Q What were the best and worst things (financially) that happened to you this year?
A I review my portfolio in totality and plan for long-term investments. Most of my portfolio has always been in equities.
In my portfolio, India, China, Vietnam, and PhillipCapital’s own real estate investment trust (Reit) funds and exchange-traded fund (ETF) performed well, just to name a few. Markets have performed strongly this year.
I have invested through Phillip Smart portfolio, Philip Securities’ own robo-advisory. This is my quickest and most hassle-free investment.
I was honestly surprised how easy it was done with a few clicks of a button. I wonder how far hassle-free investing can go in future with artificial intelligence and personal profiling. But maybe it will take the fun out of the sport.
What has always been in my portfolio? My Share Builders plan. It encourages my children and me to have disciplined investing habits, as portions of the monthly household income are set aside to invest in blue chips in the Singapore Exchange. Even if I hear bad news or if quarterly earnings do not hit expectations, I will continue this way of investing. Bad news always sells.
Excessive gloom and doom dampens the share price, allowing me to buy long-term growth at short-term depressed prices.
One PhillipCapital investment philosophy states: “Bad news can often be a good reason to invest.”
Every year, as a personal goal, I study a new asset class. For this year, it is start-up investing. As part of my due diligence, besides analysing the financials, I believe in sizing up the founder, if he has what it takes to bring the firm to the next level.
Another PhillipCapital investment philosophy states: “We don’t take investments at face value, we meet the business owners face-to-face.”
In the listed space, my analysts and I meet the management of listed companies. I want to know if they can deliver on what they have planned. Is the company dynamic enough to adapt and solve problems that arise? Is it in a position to ride out inevitable economic downturns? What do they do to fund growth and where could the business model go wrong?
Another difference in start-up investing versus traditional investing is the binary nature of the payout. The start-up investors’ payout is all or nothing. I feel a kind of different joy investing in start-ups… you will feel closer to the management, almost part of the company. You rejoice with the firm when it lands its first big contract.

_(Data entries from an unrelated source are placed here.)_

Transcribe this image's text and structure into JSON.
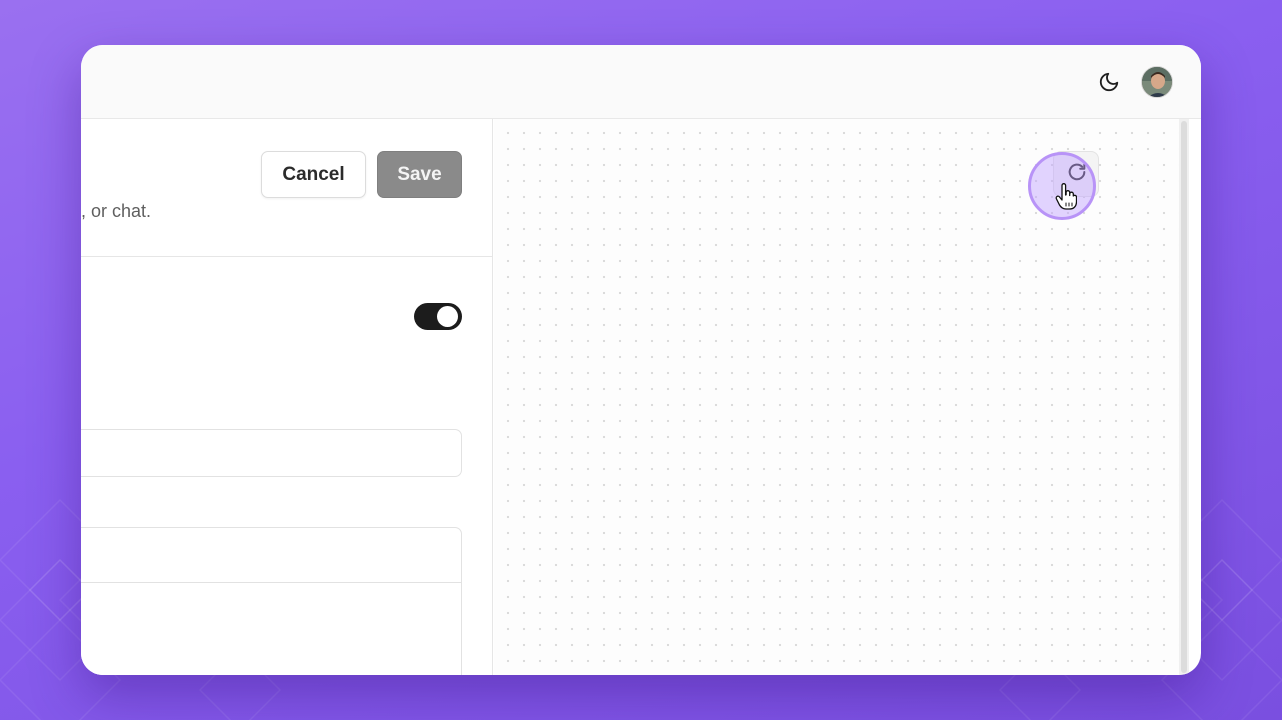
{
  "header": {
    "theme_toggle_icon": "moon-icon",
    "avatar_icon": "user-avatar"
  },
  "editor": {
    "cancel_label": "Cancel",
    "save_label": "Save",
    "description": ", or chat.",
    "toggle_on": true
  },
  "preview": {
    "refresh_icon": "refresh-icon",
    "cursor_icon": "hand-pointer-icon"
  },
  "colors": {
    "background": "#8a5ff0",
    "toggle_on": "#1c1c1c",
    "save_disabled": "#8a8a8a",
    "click_highlight": "#b893f7"
  }
}
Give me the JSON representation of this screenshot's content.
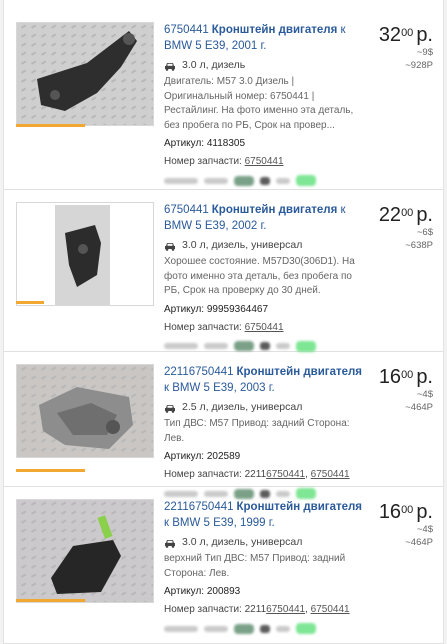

I wish for my children to have this joy of investing and I introduced Disney stocks to them since they are such an avid consumers of Disney.
Q How has 2017 been for your industry?
A This year has been relatively strong for the stock market. At the close of trading on Friday, the Straits Times Index (STI) was 3,402.92, up about 18 per cent… the highest in the past five years.
Our economy is tethered to world trade. We can view the Singapore market like a warrant on global growth, and global economies are expanding at their fastest pace in five years. It is worth noting that from a longer-term perspective, the STI performance has been flat over the past 10 years. Maybe it is also an indication how undervalued we are.
Globally, the growth of ETF is very clear. According to research firm ETFGI, there is US$4.429 trillion (S$6 trillion as at October this year) in global ETF assets, compared with US$3.396 trillion at the end of last year. It grew by more than US$1 trillion in less than a year.
Adoption rate was twice as aggressive this year as compared with last year, which grew by only US$522 billion. Closer to home, the adoption of Singapore ETFs is growing with continual public education.
This year has seen modest growth in the wealth management segment on the back of positive gains in equity markets. The majority of fund flows are into Asian and Asia-Pacific unit trusts. Consumer appetites span across dividend/income-yielding equities such as Reits, while fixed-income/bonds still see strong demand for the year.
Despite speculation on rising interest rates and geopolitical uncertainty, in particular for short-duration as well as corporate bonds, this year also saw consumers diversifying into low-cost or investment tools such as ETFs (Lion-Phillip S-Reits successfully raised more than $100 million – the largest ETF in Singapore) in the last quarter of this year.
The wealth management industry also saw financial advisers being more holistic in providing advisory as well as discretionary services, to further preserve their value proposition to investors against a backdrop of emerging fintech/ robo-advisory market trends.
Q How do you see 2018 panning out?
A We think that the current growth globally is sustainable.
To keep global economies humming, we expect a healthy recovery in wage growth and corporate spending. Under such a scenario, we favour the banking and consumer sectors in Singapore.
Q Going into 2018, please offer some tips to retail investors.
A Our advice is not to buy into fads or a slick sales pitch but depend on sound investment rationales. Always own a balanced portfolio of yield and growth.